“I have been assured the Government is fully committed to supporting employees affected by the collapse and also I’m aware that Government is providing employees with advice on the situation this morning.

“I will be working to support a cross-Government taskforce, including the DWP and BEIS, to provide any support I can at this very worrying time. I am in regular contact with Government on this, and what’s important now is that we can offer support and clarity to those affected as rapidly as possible.”

North West Cambridgeshire MP Shailesh Vara, who constituency Thomas Cook’s headquarters in Lynch Wood is in, said: “Today is a very sad day with the collapse of an iconic UK company that has been trading for 178 years as well as the threat to 9,000 UK jobs of which 1,200 are in my constituency where the company’s headquarters are based.

“I will be doing all that I can to assist those affected.

“In the meantime, having spoken with Grant Shapps, the Transport Secretary, and Andrea Leadsom, the Business Secretary, I am assured that detailed preparations are in place to ensure the safe return of the 160,000 holidaymakers who are currently abroad.”

MP for Peterborough Lisa Forbes said: “I was deeply disappointed to have woken up to the news today that Thomas Cook has collapsed after last-ditch rescue talks failed.

“Peterborough has been the home to this iconic British business for decades and my thoughts are with the 1,000 employees and their families who have faced uncertainty over their future for months now.

“Employees from their Peterborough HQ contacted me over the weekend to ask why government is standing idly by.

“Several of them noted that the company required £200 million, yet the costs of repatriation could now reach up to £600 million.

“This is without factoring in the lost jobs, cost to our local economy and further deterioration of our high streets.

“It is my opinion that the Government had a responsibility to employees here in Peterborough to help stabilise the situation in the short-term and give Thomas Cook the breathing space it needed to continue operating.
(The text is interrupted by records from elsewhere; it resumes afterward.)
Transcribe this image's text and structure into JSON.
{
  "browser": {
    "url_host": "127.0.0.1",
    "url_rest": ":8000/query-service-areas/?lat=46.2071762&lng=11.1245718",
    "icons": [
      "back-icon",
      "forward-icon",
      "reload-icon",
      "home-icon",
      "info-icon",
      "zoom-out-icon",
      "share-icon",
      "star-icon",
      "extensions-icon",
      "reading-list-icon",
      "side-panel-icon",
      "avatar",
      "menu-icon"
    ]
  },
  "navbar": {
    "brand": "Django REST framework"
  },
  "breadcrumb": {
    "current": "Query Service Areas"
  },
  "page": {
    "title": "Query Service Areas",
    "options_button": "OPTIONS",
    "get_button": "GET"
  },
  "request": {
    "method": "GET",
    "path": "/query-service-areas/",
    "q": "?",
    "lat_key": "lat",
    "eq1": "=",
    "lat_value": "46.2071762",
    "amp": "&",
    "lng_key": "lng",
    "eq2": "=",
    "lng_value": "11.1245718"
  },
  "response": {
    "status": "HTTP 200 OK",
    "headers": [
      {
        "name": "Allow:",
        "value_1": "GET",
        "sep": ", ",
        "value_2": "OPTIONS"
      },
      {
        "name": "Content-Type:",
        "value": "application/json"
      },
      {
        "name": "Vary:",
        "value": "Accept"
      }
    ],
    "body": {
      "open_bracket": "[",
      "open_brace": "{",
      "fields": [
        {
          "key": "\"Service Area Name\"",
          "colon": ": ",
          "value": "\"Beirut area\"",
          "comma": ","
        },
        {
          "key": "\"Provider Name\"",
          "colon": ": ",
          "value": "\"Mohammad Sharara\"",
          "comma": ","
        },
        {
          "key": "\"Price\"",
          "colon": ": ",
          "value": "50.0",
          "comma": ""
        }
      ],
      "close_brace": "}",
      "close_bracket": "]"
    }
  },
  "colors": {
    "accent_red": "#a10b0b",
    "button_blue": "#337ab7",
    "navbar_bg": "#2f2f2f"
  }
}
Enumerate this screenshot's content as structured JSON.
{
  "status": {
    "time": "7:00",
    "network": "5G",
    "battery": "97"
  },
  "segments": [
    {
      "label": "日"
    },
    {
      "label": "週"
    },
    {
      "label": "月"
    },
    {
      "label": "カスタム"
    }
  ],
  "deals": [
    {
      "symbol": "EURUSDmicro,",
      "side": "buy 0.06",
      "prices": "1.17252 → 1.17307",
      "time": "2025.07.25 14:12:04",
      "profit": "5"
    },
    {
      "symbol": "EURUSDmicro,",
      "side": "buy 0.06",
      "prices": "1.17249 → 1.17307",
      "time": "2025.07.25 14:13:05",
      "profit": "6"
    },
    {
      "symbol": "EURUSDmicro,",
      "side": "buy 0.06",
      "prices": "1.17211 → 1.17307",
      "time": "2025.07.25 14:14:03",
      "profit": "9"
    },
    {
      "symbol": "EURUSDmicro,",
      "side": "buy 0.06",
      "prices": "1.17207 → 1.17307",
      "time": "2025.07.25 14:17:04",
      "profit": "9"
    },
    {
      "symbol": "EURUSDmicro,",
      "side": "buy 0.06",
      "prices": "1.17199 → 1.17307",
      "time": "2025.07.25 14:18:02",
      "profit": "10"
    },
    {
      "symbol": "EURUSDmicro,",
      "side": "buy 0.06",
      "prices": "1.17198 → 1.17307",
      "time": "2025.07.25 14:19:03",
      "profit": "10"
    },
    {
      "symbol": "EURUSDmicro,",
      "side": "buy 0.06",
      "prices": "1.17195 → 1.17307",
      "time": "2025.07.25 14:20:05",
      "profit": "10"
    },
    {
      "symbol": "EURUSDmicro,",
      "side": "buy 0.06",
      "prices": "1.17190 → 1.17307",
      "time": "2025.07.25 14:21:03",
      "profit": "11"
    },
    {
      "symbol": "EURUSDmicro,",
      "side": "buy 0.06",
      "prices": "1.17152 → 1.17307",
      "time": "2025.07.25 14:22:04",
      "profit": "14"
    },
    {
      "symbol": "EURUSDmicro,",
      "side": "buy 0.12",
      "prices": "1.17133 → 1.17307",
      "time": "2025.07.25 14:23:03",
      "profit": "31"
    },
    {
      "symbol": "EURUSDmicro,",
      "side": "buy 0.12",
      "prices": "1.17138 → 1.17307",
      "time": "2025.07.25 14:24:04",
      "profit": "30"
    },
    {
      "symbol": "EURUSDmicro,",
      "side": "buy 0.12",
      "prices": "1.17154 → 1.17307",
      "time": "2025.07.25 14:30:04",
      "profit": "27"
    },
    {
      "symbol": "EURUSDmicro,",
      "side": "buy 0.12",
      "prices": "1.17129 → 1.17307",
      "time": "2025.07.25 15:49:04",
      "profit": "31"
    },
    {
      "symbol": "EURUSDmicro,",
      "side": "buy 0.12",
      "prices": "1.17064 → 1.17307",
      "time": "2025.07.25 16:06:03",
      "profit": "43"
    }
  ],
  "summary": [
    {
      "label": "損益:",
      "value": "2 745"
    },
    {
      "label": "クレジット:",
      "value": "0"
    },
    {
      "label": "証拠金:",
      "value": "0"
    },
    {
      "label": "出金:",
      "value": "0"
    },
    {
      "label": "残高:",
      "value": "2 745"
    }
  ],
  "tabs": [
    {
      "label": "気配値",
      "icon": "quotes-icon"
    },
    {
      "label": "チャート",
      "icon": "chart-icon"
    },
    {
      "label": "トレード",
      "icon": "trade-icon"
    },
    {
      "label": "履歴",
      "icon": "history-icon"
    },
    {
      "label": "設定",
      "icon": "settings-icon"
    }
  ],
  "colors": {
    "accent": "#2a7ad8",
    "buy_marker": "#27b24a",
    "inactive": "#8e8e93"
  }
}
“It would have been cheaper than the Government’s current repatriation plans, saving the taxpayer millions of pounds as well as thousands of jobs. These aren’t just my words but the words of Thomas Cook employees and union leaders.

“Moving forwards, I have written to the Business and Transport Secretaries demanding an urgent meeting and assurances that the Government will do all it can to protect jobs here in Peterborough.

“The impact it will have on our local economy and community must be minimised. The Government must urgently provide a cast-iron commitment to this. After their failure to act in saving Thomas Cook, it’s the very least they should be doing.

“All Thomas Cook employees wanted to do today was go to work. Instead, this 178-year-old staple of our high streets has been left to wither by a government who had the opportunity to show real leadership, but refused to.”